So there. There we are.

Yet they call us bitter Americans—people who love this country unconditionally, people who pledge allegiance to the flag, people who believe in God, people who go to church, people who volunteer to take up arms and defend our nation against evil, people who believe English should be the nation’s official language, people who believe marriage is a covenant before God between a man and a woman. Since when were these such bitter ingredients?

Meanwhile, back inside the Red Arrow Diner, I was polishing off the last bites of my cheeseburger when the waitress suggested I try some dessert.

“Sure. How about some sweet potato pie?”

“Honey, that’s a southern dessert. You’re in New Hampshire.”

“What would you suggest?”

“How about some whoopee?” she asked.

“Excuse me?” I asked, nearly choking on my burger.

The waitress gave me a distressed look and then whacked me on the head with a menu. “It’s a pie,” she said.

"Whoopee pie.”

I ordered the pie—with extra whipped cream.

As I sipped on a cup of coffee, I was reminded of the lyrics from that great Lee Greenwood song, “Proud to Be an American”:

And I’m proud to be an American, where at least I know I’m free. . . . And I gladly stand up, next to you and defend her still today. ’Cause there ain’t no doubt I love this land, God bless the USA.

And that’s how I came up with the idea for this book. It’s a collection of stories from my travels across this country—conversations I’ve had with regular folks who have deep concerns about the direction we are going as a nation.

May God bless America, and may He also bless whoopee pie.

Copyright © 2012 by Todd Starnes.All rights reserved. Published by B&H Publishing Group, Nashville, Tennessee.

Todd's book tour begins on February 7. To find out if he'll be in your town, visit

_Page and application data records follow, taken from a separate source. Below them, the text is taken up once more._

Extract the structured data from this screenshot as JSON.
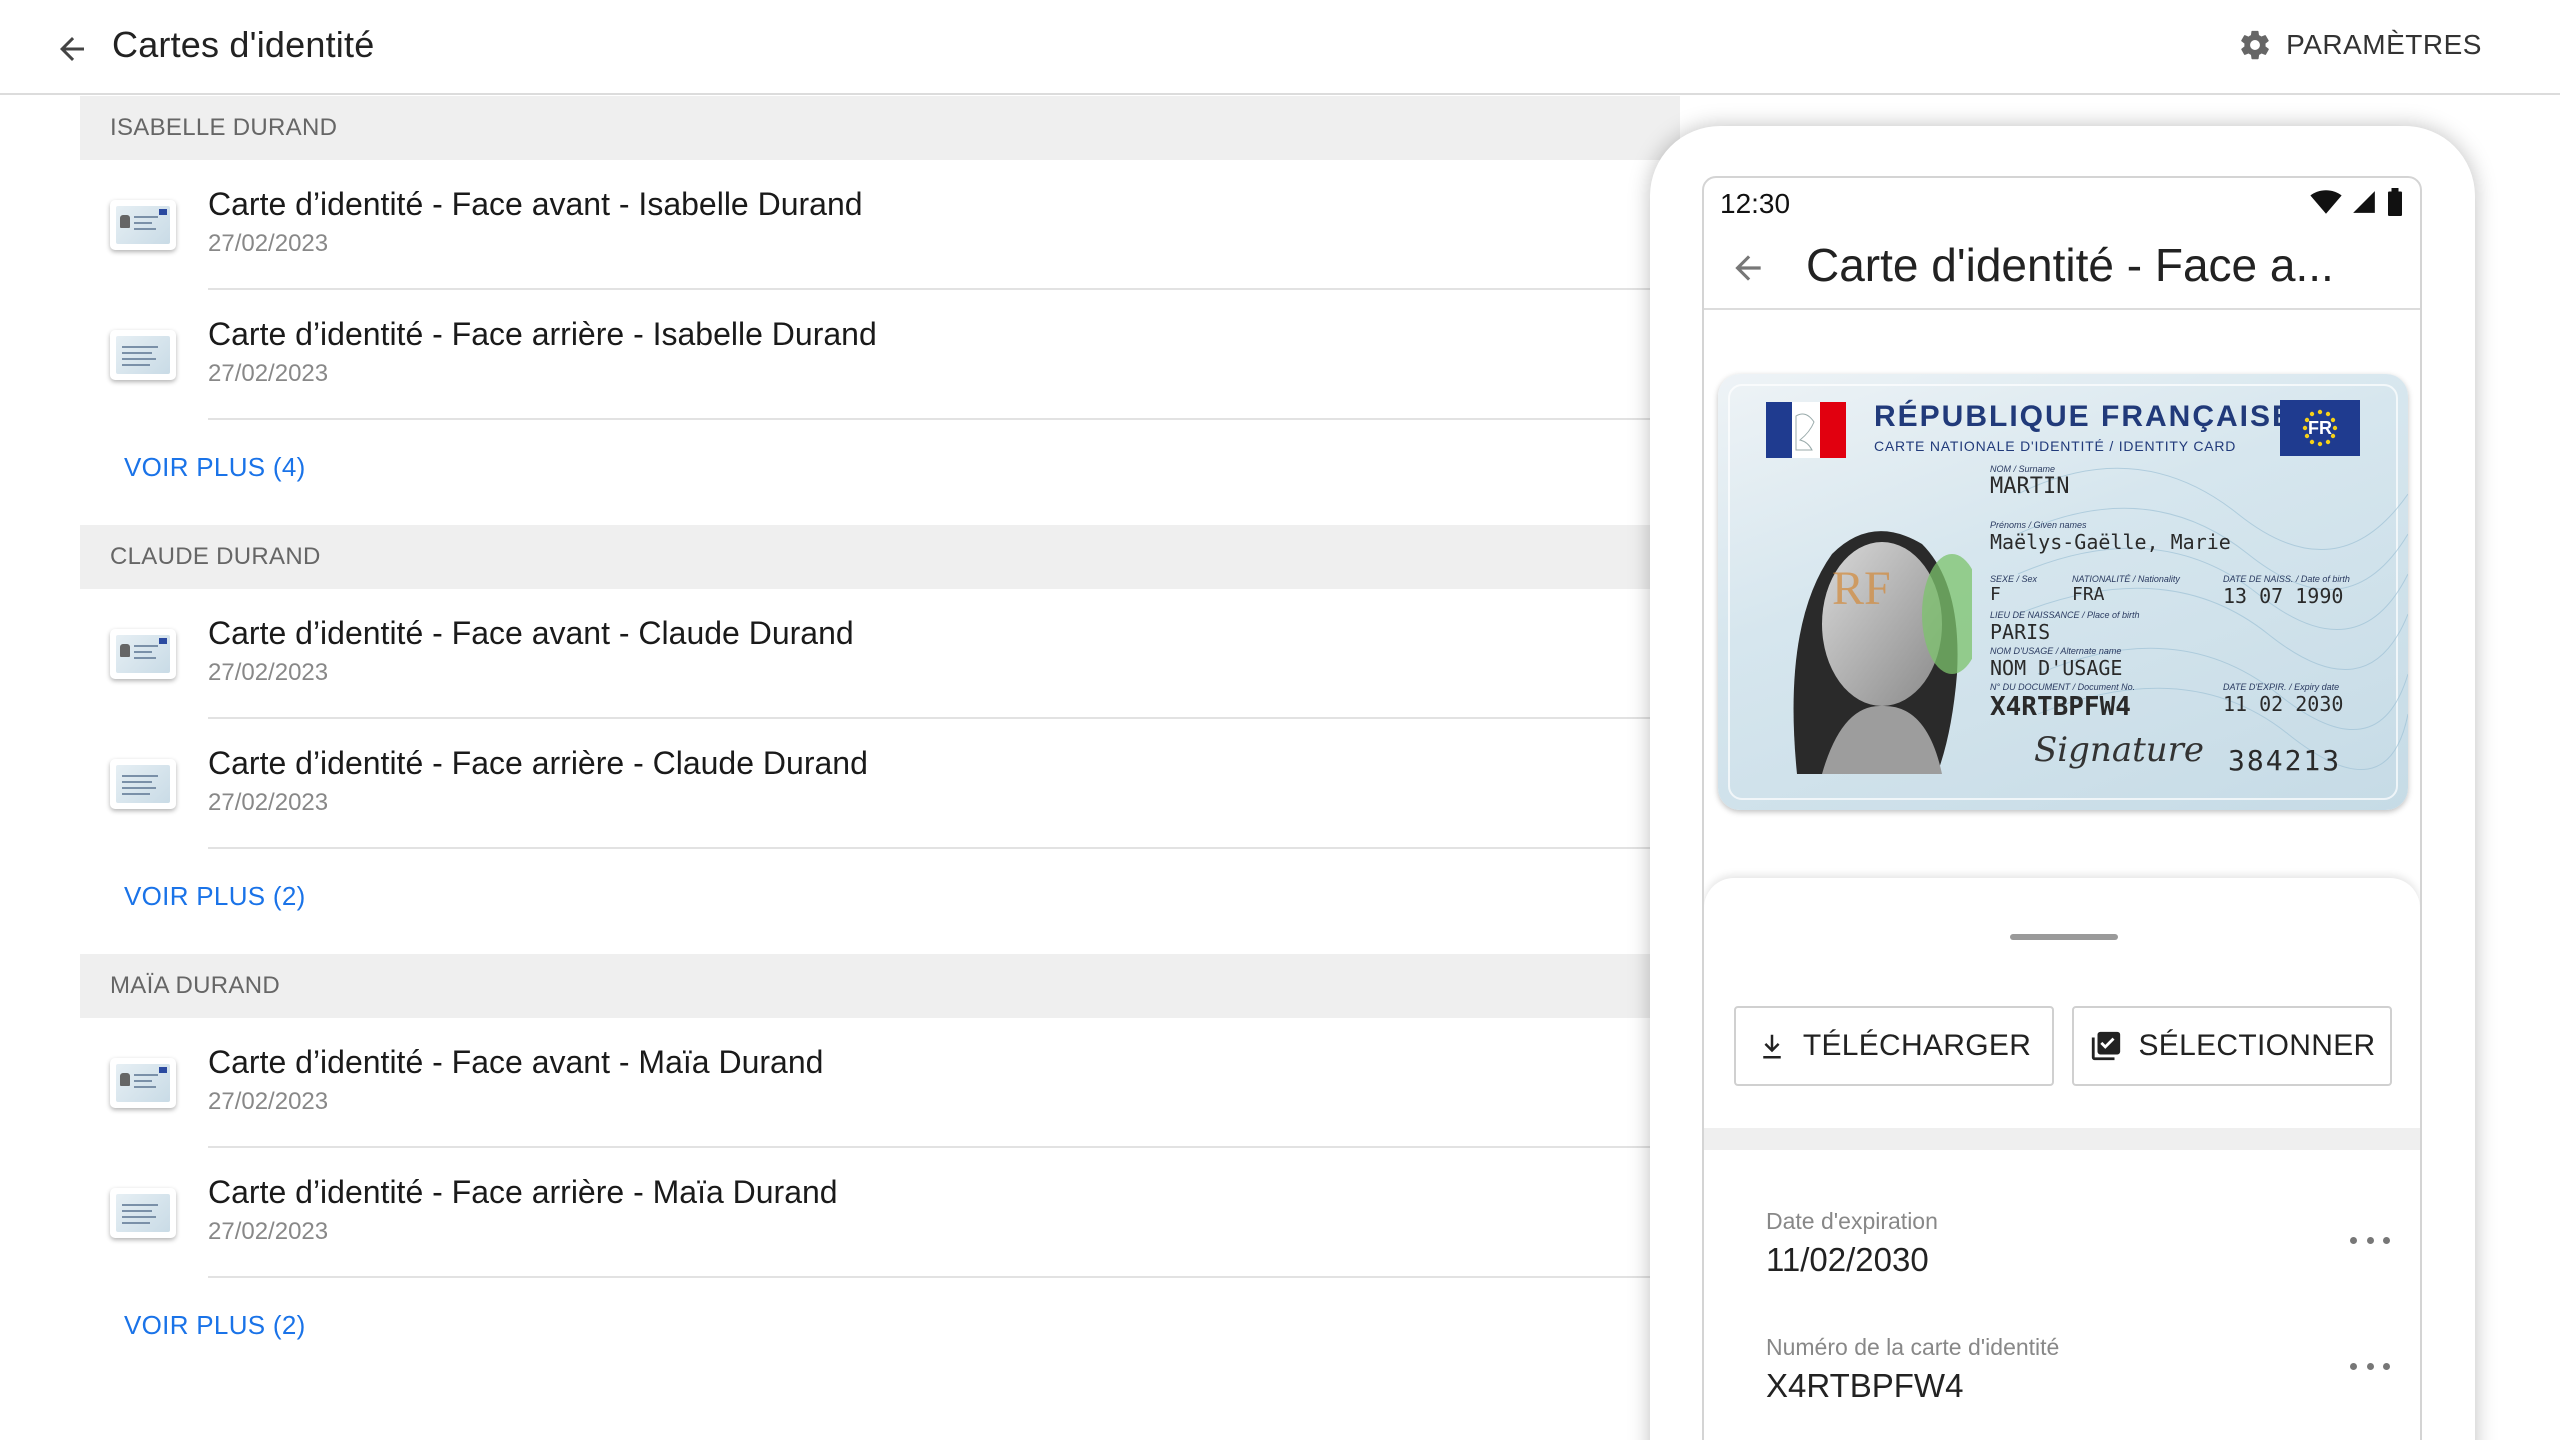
{
  "header": {
    "title": "Cartes d'identité",
    "settings_label": "PARAMÈTRES"
  },
  "groups": [
    {
      "name": "ISABELLE DURAND",
      "items": [
        {
          "title": "Carte d’identité - Face avant - Isabelle Durand",
          "date": "27/02/2023"
        },
        {
          "title": "Carte d’identité - Face arrière - Isabelle Durand",
          "date": "27/02/2023"
        }
      ],
      "more": "VOIR PLUS (4)"
    },
    {
      "name": "CLAUDE DURAND",
      "items": [
        {
          "title": "Carte d’identité - Face avant - Claude Durand",
          "date": "27/02/2023"
        },
        {
          "title": "Carte d’identité - Face arrière - Claude Durand",
          "date": "27/02/2023"
        }
      ],
      "more": "VOIR PLUS (2)"
    },
    {
      "name": "MAÏA DURAND",
      "items": [
        {
          "title": "Carte d’identité - Face avant - Maïa Durand",
          "date": "27/02/2023"
        },
        {
          "title": "Carte d’identité - Face arrière - Maïa Durand",
          "date": "27/02/2023"
        }
      ],
      "more": "VOIR PLUS (2)"
    }
  ],
  "phone": {
    "time": "12:30",
    "title": "Carte d'identité - Face a...",
    "card": {
      "country": "RÉPUBLIQUE FRANÇAISE",
      "subtitle": "CARTE NATIONALE D'IDENTITÉ / IDENTITY CARD",
      "eu_code": "FR",
      "surname_label": "NOM / Surname",
      "surname": "MARTIN",
      "given_label": "Prénoms / Given names",
      "given": "Maëlys-Gaëlle, Marie",
      "sex_label": "SEXE / Sex",
      "sex": "F",
      "nationality_label": "NATIONALITÉ / Nationality",
      "nationality": "FRA",
      "birthdate_label": "DATE DE NAISS. / Date of birth",
      "birthdate": "13 07 1990",
      "birthplace_label": "LIEU DE NAISSANCE / Place of birth",
      "birthplace": "PARIS",
      "usage_label": "NOM D'USAGE / Alternate name",
      "usage": "NOM D'USAGE",
      "docno_label": "N° DU DOCUMENT / Document No.",
      "docno": "X4RTBPFW4",
      "expiry_label": "DATE D'EXPIR. / Expiry date",
      "expiry": "11 02 2030",
      "signature": "Signature",
      "can": "384213",
      "watermark": "RF"
    },
    "actions": {
      "download": "TÉLÉCHARGER",
      "select": "SÉLECTIONNER"
    },
    "details": [
      {
        "label": "Date d'expiration",
        "value": "11/02/2030"
      },
      {
        "label": "Numéro de la carte d'identité",
        "value": "X4RTBPFW4"
      }
    ]
  },
  "colors": {
    "accent": "#1a73e8",
    "section_bg": "#efefef",
    "card_blue": "#213a7a"
  }
}
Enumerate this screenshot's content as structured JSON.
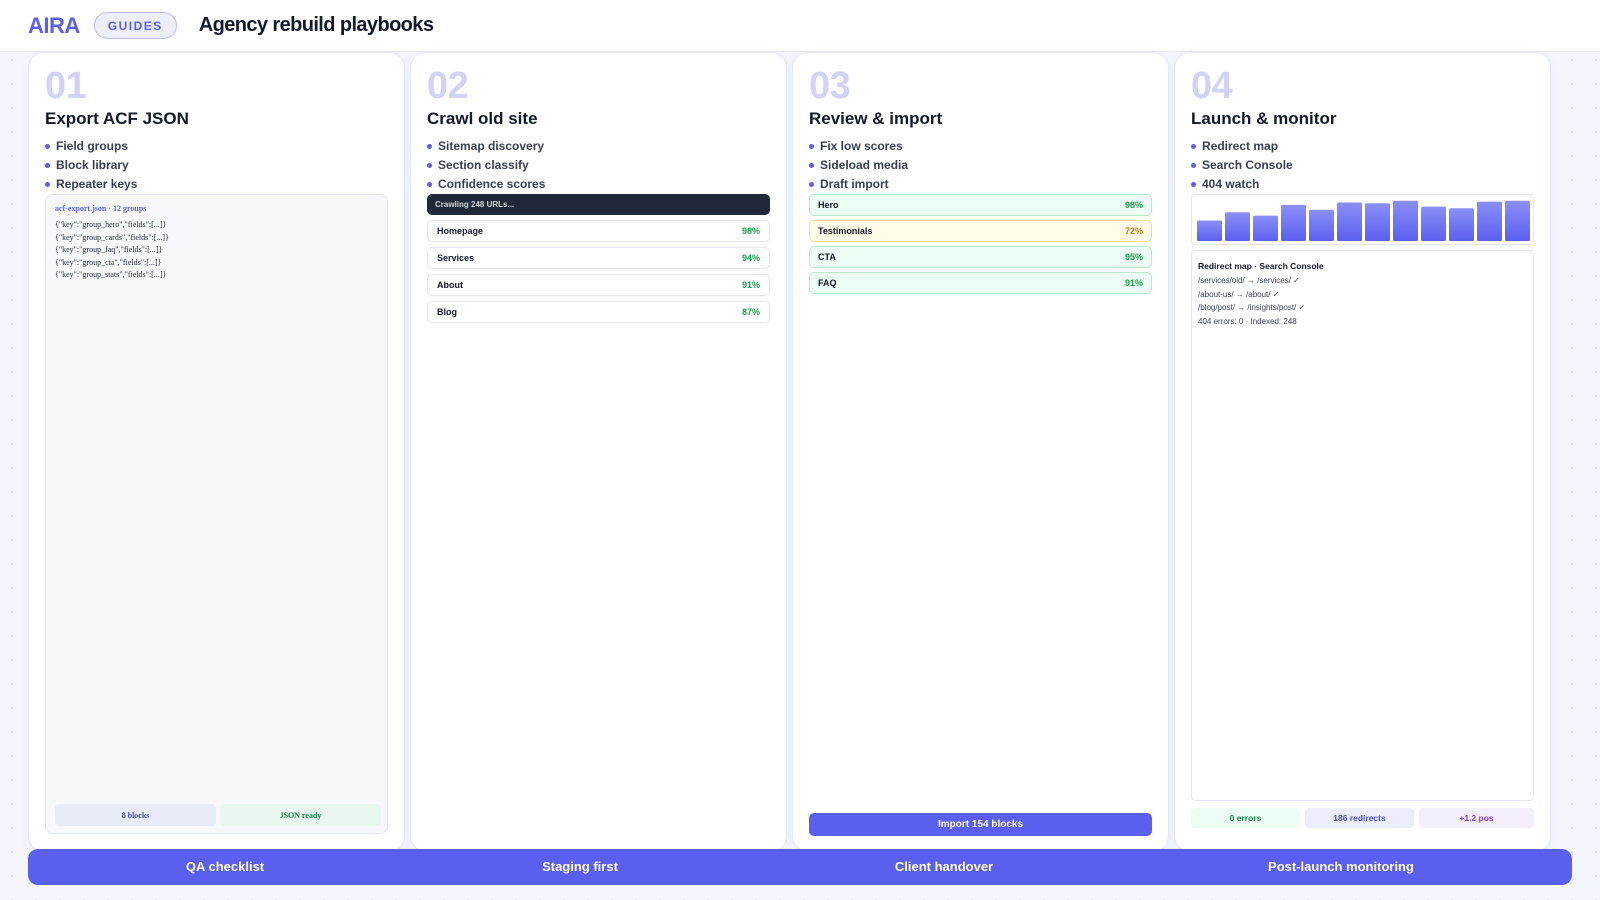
{
  "header": {
    "logo": "AIRA",
    "badge": "GUIDES",
    "title": "Agency rebuild playbooks"
  },
  "colors": {
    "accent": "#5b5ff0",
    "dark": "#1f2937",
    "success": "#16a34a",
    "warning": "#c27c0e"
  },
  "cards": [
    {
      "num": "01",
      "title": "Export ACF JSON",
      "bullets": [
        "Field groups",
        "Block library",
        "Repeater keys"
      ],
      "file_label": "acf-export.json · 12 groups",
      "code_lines": [
        "{\"key\":\"group_hero\",\"fields\":[...]}",
        "{\"key\":\"group_cards\",\"fields\":[...]}",
        "{\"key\":\"group_faq\",\"fields\":[...]}",
        "{\"key\":\"group_cta\",\"fields\":[...]}",
        "{\"key\":\"group_stats\",\"fields\":[...]}"
      ],
      "foot_blocks": "8 blocks",
      "foot_status": "JSON ready"
    },
    {
      "num": "02",
      "title": "Crawl old site",
      "bullets": [
        "Sitemap discovery",
        "Section classify",
        "Confidence scores"
      ],
      "progress_label": "Crawling 248 URLs...",
      "rows": [
        {
          "label": "Homepage",
          "pct": "98%"
        },
        {
          "label": "Services",
          "pct": "94%"
        },
        {
          "label": "About",
          "pct": "91%"
        },
        {
          "label": "Blog",
          "pct": "87%"
        }
      ]
    },
    {
      "num": "03",
      "title": "Review & import",
      "bullets": [
        "Fix low scores",
        "Sideload media",
        "Draft import"
      ],
      "rows": [
        {
          "label": "Hero",
          "pct": "98%",
          "status": "ok"
        },
        {
          "label": "Testimonials",
          "pct": "72%",
          "status": "warn"
        },
        {
          "label": "CTA",
          "pct": "95%",
          "status": "ok"
        },
        {
          "label": "FAQ",
          "pct": "91%",
          "status": "ok"
        }
      ],
      "button": "Import 154 blocks"
    },
    {
      "num": "04",
      "title": "Launch & monitor",
      "bullets": [
        "Redirect map",
        "Search Console",
        "404 watch"
      ],
      "panel_title": "Redirect map · Search Console",
      "panel_lines": [
        "/services/old/ → /services/ ✓",
        "/about-us/ → /about/ ✓",
        "/blog/post/ → /insights/post/ ✓",
        "404 errors: 0 · Indexed: 248"
      ],
      "stats": [
        "0 errors",
        "186 redirects",
        "+1.2 pos"
      ]
    }
  ],
  "chart_data": {
    "type": "bar",
    "categories": [],
    "values": [
      0.5,
      0.7,
      0.62,
      0.88,
      0.76,
      0.94,
      0.92,
      0.98,
      0.84,
      0.8,
      0.96,
      0.98
    ],
    "ylim": [
      0,
      1
    ],
    "grid": false,
    "colors": [
      "#8b8ff7",
      "#5b5ff0"
    ]
  },
  "footer": [
    "QA checklist",
    "Staging first",
    "Client handover",
    "Post-launch monitoring"
  ]
}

Purchase Todd's book from the following online retailers or a bookstores everywhere:, Barnes & Noble, Books a Million,,Christian Book., LifeWay.